I'm one of those people who shriek, "Oh! My! God! This is my favourite song, EVER!", every time a song I like comes on the radio. I know, I know. I have a different favourite song every week. I'll listen to it on repeat, over and over. I'll press rewind without even noticing. It becomes the soundtrack to my life. I mean, I can hear a song and moments of my past will suddenly be flashing before my eyes. People, places - anything and everything that means something to me has a song to go along with it.
There is one song, however, which I listen to every day without fail. It's funny because it's a song which means a lot to me, but if it ever came on the radio, well, I wouldn't say anything. I'd just listen.
"I Hope You Dance"
I don't think there are enough words to actually sum up how much this song means to me. I suppose anyone who knows me knows that I am exceptionally close to my grandad, as I was to my granny, who passed away in 2001.
My mum, she was diagnosed with depression after I was born and so my grandparents looked after me. I was extremely lucky. They were amazing and I couldn't have hoped for two more perfect people to look up to.
Anyway, I, unfortunately never had that mother - daughter bond and after the death of my grandmother, well, I didn't really have a female role model. There were years of myself and my mum barely speaking, not out of hostility, it was just like being in a room with a stranger. I guess we were strangers.
One night, a good few years ago now, but I'll never forget it, we were home alone together and she asked me to come into the sitting room. She played this song for me. She said she'd found it and had listened to it every day since. That she'd always wanted to say sorry, but "Sorry will never be enough, so when you get the choice to sit it out or dance, I hope you dance. 'Cause when you sit it out, you miss what matters".
Since then, we've become good friends. While we don't have a typical mother - daughter bond, we've accepted that and it's ok. I still call her 'mam' and she still tells me to "Be careful" in the voice that only a mother can do.
When I hear this song, some days my heart breaks.

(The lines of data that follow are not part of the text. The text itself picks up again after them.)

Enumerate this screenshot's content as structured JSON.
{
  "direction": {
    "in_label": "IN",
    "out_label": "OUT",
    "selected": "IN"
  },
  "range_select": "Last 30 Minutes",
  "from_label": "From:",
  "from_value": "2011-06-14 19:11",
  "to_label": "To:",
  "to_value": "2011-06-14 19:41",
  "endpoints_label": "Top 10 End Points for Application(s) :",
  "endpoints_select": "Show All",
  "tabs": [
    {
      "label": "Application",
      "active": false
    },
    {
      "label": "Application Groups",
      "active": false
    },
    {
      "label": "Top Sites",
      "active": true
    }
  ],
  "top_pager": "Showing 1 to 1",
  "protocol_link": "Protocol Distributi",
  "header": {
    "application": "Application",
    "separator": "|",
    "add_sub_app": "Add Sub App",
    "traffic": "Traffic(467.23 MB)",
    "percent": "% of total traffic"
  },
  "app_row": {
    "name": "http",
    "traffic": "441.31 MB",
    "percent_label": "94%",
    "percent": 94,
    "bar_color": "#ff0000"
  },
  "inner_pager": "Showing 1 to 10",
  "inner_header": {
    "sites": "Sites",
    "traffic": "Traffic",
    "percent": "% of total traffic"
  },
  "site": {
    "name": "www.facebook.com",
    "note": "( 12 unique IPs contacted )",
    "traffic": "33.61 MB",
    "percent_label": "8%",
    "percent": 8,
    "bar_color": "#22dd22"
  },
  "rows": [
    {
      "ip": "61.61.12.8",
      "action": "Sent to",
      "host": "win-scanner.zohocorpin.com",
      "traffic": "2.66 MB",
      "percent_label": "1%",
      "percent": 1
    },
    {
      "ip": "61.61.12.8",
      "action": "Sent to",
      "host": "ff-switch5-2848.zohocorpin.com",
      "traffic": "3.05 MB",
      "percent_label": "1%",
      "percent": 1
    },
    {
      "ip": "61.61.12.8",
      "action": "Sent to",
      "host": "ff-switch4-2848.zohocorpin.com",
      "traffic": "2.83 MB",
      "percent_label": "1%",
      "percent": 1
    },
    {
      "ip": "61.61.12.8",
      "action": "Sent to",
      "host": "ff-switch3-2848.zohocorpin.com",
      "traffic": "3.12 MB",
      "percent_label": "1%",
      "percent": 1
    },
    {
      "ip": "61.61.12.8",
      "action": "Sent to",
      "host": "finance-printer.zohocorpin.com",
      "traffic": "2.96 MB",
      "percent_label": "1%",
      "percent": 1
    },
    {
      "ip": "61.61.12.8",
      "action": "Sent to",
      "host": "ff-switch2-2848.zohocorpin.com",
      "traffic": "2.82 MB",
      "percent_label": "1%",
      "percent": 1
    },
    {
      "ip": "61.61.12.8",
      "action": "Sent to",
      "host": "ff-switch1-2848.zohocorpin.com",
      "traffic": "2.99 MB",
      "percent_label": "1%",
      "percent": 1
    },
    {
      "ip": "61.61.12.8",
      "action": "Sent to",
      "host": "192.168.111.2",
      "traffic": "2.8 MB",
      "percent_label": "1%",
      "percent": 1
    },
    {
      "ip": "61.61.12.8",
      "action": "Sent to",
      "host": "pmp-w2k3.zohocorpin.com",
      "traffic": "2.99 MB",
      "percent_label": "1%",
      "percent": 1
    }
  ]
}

Some days, I feel sorry for myself. Mainly, I feel sorry for my mum. I can't imagine how hard it was for her to feel like she was missing out on something as special and as wonderful as bonding with her child. Some days, I listen to it and think, "You know what, it's ok. I didn't run to her when I fell and scraped my knees as a kid and she never read me stories at bedtime, but I still have a mother and one who has hopes for me and that's enough".